Submarine to Test New Missile

A new nuclear submarine will be ready to test the next generation of intercontinental missiles this year, a military shipbuilding spokesman said Tuesday.

The Yury Dolgoruky, the first of the country's new Borei class of submarines, has yet to fire the Bulava missile it was made to carry because of numerous failures during testing.

"By the beginning of the navigation season, all ships will be ready to carry out tests of the Bulava," said Alexander Kholodov, a representative of submarine-building shipyard Sevmash.

"This refers above all to the submarines Dmitry Donskoi and Yury Dolgoruky," he said.

The Dmitry Donskoi is an older Akula-class vessel used for previous Bulava tests while Borei-class submarines were undergoing testing.

The Bulava was designed to be carried on submarines like the Yury Dolgoruky, but repeated failures of the missile during tests have called the costly project into question.

The submarine's entry into service, carrying the Bulava, will be a major step forward for the military, which hopes to use rising oil revenues to increase its clout.

Separately, NATO officials said Tuesday that a Russian submarine would take part in one of its naval exercises for the first time.

The vessel is scheduled to join in next month's undersea rescue exercise off the Spanish coast. The exercise, held every three years, is the largest of its kind in the world and involves multiple subs, warships and search-and-rescue aircraft.

NATO's and Russia's surface ships cooperate closely as part of the international anti-piracy patrols off the Somali coastline. But no Russian sub has ever taken part in those missions.

(Reuters, AP)

Read more

Independent journalism isn’t dead. You can help keep it alive.

As the only remaining independent, English-language news source reporting from Russia, The Moscow Times plays a critical role in connecting Russia to the world.
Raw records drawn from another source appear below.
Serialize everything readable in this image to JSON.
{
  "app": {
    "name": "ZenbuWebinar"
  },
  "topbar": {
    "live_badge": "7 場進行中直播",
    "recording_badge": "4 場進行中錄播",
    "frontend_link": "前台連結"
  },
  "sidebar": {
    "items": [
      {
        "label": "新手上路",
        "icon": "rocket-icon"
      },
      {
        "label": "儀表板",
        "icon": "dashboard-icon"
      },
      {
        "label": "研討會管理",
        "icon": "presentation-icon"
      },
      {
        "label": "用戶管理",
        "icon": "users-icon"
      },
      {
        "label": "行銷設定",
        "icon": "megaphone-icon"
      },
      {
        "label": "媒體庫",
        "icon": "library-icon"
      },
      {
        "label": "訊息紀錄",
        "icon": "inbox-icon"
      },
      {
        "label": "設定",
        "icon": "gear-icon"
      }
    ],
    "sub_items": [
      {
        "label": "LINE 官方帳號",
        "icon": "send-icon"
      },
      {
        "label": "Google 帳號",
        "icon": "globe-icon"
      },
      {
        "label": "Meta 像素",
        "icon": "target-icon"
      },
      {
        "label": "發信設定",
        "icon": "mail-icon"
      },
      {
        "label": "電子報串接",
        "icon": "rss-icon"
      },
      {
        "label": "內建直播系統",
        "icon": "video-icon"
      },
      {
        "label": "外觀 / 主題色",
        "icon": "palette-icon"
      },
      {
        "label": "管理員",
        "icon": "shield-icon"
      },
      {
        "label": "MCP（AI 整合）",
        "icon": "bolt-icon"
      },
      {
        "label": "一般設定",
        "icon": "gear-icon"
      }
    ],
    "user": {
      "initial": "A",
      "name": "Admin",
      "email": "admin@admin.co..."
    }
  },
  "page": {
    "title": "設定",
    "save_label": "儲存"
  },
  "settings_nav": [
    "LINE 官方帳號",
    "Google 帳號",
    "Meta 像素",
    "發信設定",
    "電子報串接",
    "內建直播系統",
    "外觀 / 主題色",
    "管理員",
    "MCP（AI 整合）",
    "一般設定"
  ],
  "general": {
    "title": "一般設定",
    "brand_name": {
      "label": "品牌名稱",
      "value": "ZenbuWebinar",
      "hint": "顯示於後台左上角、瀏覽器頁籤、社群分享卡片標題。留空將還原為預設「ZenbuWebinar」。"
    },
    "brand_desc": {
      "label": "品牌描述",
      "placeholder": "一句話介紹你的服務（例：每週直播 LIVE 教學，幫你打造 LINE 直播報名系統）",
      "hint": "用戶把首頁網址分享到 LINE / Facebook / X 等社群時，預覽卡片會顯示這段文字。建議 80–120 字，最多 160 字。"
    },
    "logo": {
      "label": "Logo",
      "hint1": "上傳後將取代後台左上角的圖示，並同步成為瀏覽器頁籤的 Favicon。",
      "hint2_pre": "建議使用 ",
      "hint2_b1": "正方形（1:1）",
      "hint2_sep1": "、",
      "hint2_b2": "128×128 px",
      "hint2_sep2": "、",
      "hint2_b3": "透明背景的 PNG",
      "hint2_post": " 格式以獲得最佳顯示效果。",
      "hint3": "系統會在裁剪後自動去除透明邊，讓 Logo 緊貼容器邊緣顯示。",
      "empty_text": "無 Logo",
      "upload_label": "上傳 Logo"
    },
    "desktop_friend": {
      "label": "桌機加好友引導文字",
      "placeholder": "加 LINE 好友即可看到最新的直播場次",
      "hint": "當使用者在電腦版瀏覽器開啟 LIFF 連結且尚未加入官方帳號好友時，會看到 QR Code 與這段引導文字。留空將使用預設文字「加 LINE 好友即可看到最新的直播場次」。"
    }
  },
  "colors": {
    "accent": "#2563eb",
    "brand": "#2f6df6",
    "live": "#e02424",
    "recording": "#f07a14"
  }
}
Editorial decisions are made entirely by journalists in our newsroom, who adhere to the highest ethical standards. We fearlessly cover issues that are often considered off-limits or taboo in Russia, from domestic violence and LGBT issues to the climate crisis and a secretive nuclear blast that exposed unknowing doctors to radiation.

As we approach the holiday season, please consider making a one-time donation — or better still a recurring donation — to The Moscow Times to help us continue producing vital, high-quality journalism about the world’s largest country.